Task goal: All of the lines below should be printed again exactly as they are.

[Start of section]

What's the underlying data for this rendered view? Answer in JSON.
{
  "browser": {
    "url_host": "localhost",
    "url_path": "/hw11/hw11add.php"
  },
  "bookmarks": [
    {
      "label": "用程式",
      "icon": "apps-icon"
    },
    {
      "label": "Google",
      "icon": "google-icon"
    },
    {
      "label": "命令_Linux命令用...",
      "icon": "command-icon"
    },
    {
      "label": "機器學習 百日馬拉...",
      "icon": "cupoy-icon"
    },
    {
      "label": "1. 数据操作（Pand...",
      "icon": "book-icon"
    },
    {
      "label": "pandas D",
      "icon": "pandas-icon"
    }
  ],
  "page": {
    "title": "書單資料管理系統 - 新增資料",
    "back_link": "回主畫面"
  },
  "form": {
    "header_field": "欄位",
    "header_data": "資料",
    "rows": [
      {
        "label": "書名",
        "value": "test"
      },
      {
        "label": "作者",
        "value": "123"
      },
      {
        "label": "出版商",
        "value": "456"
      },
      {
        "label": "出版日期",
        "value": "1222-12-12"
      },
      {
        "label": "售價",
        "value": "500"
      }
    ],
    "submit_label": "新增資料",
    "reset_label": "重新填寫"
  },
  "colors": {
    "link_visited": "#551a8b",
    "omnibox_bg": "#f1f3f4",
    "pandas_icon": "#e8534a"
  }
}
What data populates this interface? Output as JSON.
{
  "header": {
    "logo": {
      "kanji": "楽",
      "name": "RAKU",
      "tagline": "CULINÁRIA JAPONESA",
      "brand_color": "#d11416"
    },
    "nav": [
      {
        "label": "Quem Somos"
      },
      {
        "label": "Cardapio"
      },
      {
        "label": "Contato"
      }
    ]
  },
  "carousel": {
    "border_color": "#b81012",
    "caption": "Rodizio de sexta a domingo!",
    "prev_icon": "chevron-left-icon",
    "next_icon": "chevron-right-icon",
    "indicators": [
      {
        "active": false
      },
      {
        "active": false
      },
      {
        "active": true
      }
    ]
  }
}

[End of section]

Result for this exercise:
What's the underlying data for this rendered view? Answer in JSON.
{
  "browser": {
    "url_host": "localhost",
    "url_path": "/hw11/hw11add.php"
  },
  "bookmarks": [
    {
      "label": "用程式",
      "icon": "apps-icon"
    },
    {
      "label": "Google",
      "icon": "google-icon"
    },
    {
      "label": "命令_Linux命令用...",
      "icon": "command-icon"
    },
    {
      "label": "機器學習 百日馬拉...",
      "icon": "cupoy-icon"
    },
    {
      "label": "1. 数据操作（Pand...",
      "icon": "book-icon"
    },
    {
      "label": "pandas D",
      "icon": "pandas-icon"
    }
  ],
  "page": {
    "title": "書單資料管理系統 - 新增資料",
    "back_link": "回主畫面"
  },
  "form": {
    "header_field": "欄位",
    "header_data": "資料",
    "rows": [
      {
        "label": "書名",
        "value": "test"
      },
      {
        "label": "作者",
        "value": "123"
      },
      {
        "label": "出版商",
        "value": "456"
      },
      {
        "label": "出版日期",
        "value": "1222-12-12"
      },
      {
        "label": "售價",
        "value": "500"
      }
    ],
    "submit_label": "新增資料",
    "reset_label": "重新填寫"
  },
  "colors": {
    "link_visited": "#551a8b",
    "omnibox_bg": "#f1f3f4",
    "pandas_icon": "#e8534a"
  }
}
What data populates this interface? Output as JSON.
{
  "header": {
    "logo": {
      "kanji": "楽",
      "name": "RAKU",
      "tagline": "CULINÁRIA JAPONESA",
      "brand_color": "#d11416"
    },
    "nav": [
      {
        "label": "Quem Somos"
      },
      {
        "label": "Cardapio"
      },
      {
        "label": "Contato"
      }
    ]
  },
  "carousel": {
    "border_color": "#b81012",
    "caption": "Rodizio de sexta a domingo!",
    "prev_icon": "chevron-left-icon",
    "next_icon": "chevron-right-icon",
    "indicators": [
      {
        "active": false
      },
      {
        "active": false
      },
      {
        "active": true
      }
    ]
  }
}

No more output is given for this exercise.